Accuracy 18 27.604166666666664

Cost after iteration 18: -4.315046

Accuracy 19 27.604166666666664

Cost after iteration 19: -4.318340

And accuracy for test is:

Accuracy 0 21.874999999999996

Accuracy 1 21.874999999999996

Accuracy 2 21.874999999999996

Accuracy 3 21.874999999999996

Accuracy 4 20.833333333333332

Accuracy 5 20.833333333333332

Accuracy 6 20.833333333333332

Accuracy 7 20.833333333333332

Accuracy 8 19.791666666666664

Accuracy 9 19.791666666666664

Accuracy 10 22.916666666666664

Accuracy 11 23.958333333333332

Accuracy 12 23.958333333333332

Accuracy 13 22.916666666666664

Accuracy 14 23.958333333333332

Accuracy 15 26.041666666666664

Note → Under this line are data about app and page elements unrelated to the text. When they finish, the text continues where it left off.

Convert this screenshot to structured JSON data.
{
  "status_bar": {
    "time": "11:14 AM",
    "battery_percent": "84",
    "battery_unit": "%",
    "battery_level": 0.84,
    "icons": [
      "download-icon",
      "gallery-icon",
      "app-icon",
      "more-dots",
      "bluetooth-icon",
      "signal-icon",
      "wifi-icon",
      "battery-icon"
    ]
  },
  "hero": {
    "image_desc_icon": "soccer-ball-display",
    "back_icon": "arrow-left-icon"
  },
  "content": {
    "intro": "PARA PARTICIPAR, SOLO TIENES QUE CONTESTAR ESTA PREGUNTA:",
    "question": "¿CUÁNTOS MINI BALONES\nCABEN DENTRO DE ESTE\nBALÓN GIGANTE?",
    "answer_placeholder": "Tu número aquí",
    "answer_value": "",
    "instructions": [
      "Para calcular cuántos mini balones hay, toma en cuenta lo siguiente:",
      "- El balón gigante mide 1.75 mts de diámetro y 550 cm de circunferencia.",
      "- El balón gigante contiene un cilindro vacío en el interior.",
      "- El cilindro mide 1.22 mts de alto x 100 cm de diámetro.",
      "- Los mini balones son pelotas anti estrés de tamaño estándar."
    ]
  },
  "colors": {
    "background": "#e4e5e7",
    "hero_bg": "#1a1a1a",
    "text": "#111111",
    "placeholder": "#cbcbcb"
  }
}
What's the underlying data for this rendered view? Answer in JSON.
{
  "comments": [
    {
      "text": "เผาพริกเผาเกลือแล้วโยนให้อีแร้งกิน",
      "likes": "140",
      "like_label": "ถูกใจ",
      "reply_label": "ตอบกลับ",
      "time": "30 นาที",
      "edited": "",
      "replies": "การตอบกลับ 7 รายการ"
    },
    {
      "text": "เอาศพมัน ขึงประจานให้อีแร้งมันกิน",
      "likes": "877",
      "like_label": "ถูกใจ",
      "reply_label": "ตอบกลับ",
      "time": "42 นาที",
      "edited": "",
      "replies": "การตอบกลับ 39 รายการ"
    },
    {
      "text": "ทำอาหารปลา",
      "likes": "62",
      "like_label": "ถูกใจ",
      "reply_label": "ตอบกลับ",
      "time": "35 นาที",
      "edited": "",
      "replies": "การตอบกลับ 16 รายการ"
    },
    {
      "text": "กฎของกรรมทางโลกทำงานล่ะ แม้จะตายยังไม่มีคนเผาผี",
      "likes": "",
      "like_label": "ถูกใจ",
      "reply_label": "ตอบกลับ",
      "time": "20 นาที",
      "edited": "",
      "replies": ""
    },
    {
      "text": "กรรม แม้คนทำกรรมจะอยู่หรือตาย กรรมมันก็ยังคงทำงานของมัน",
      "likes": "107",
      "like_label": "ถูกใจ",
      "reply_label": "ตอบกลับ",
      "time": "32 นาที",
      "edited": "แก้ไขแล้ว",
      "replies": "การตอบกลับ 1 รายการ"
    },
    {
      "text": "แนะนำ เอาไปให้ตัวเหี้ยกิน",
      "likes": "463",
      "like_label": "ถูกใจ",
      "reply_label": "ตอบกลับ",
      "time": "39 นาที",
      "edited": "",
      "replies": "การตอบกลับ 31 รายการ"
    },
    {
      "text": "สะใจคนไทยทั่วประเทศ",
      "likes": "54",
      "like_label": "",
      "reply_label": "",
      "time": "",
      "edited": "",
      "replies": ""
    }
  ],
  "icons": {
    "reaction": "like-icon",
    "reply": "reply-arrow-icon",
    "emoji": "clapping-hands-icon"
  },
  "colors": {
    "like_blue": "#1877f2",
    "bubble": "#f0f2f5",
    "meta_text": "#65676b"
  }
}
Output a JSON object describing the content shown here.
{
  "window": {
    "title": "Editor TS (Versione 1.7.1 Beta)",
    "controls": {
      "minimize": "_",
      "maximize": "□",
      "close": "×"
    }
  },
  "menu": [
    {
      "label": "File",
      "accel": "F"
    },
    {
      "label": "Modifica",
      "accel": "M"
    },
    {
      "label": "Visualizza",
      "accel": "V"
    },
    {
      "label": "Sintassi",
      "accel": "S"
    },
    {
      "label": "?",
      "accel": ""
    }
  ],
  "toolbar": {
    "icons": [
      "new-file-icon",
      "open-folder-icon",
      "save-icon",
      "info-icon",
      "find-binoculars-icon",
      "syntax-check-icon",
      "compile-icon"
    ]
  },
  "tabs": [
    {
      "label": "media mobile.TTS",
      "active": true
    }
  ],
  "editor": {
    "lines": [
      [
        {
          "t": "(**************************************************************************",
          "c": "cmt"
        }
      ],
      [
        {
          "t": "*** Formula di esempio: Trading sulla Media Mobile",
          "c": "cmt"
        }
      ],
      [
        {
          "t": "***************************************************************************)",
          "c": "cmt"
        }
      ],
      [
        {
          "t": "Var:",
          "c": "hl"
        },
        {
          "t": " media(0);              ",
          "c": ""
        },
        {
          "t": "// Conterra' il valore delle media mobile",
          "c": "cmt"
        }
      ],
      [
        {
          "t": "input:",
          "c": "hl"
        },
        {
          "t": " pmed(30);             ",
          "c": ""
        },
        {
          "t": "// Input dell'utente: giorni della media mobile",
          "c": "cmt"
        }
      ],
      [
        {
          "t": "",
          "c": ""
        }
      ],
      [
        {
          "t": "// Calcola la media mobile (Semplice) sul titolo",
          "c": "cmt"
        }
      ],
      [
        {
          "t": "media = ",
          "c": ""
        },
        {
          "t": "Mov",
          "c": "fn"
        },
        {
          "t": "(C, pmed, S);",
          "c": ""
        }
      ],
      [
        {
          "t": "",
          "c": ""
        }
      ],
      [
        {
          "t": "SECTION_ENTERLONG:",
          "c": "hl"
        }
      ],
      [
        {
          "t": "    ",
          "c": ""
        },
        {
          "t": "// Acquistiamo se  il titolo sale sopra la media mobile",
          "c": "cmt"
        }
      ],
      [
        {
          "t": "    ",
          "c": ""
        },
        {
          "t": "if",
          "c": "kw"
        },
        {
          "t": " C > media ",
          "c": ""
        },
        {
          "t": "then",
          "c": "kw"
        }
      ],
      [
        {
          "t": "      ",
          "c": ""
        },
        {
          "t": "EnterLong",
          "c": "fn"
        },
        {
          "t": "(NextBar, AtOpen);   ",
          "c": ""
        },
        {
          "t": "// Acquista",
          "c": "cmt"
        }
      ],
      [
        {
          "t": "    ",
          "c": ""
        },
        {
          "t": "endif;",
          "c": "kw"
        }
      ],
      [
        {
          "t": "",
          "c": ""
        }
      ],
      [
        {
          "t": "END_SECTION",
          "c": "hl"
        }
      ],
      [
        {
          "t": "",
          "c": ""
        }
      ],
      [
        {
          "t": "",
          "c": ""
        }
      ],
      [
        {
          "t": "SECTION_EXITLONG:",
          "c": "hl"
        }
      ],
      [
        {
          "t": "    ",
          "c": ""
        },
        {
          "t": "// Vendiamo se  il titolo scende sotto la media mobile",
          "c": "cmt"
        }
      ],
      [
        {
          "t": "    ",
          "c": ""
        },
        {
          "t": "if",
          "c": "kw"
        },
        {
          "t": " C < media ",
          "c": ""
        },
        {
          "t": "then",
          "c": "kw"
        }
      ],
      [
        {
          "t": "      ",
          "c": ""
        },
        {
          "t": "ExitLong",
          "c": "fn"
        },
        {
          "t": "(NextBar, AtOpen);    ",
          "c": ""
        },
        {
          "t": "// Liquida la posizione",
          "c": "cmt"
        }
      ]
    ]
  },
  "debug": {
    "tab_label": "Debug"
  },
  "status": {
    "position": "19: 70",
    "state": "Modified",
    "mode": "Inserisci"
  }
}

Accuracy 16 26.041666666666664

Accuracy 17 26.041666666666664

Accuracy 18 26.041666666666664

Accuracy 19 27.083333333333332

And the shapes are like this:

X_train: (16, 384)

y_train: (1, 384)

X_val: (16, 96)

y_val: (1, 96)

Are you sure that all your *y_train* values are either 0. or 1.?

No. As I checked now Itâ€™s 0, 1 and 2.

Thank you for mentioning that. I replace 2 values with 1 And I get 70% accuracy.

Great! The point here is that Logistic Regression is doing binary classification, which means that the labels can only be 0 or 1. Otherwise nothing makes sense (either the sigmoid output nor the loss calculation).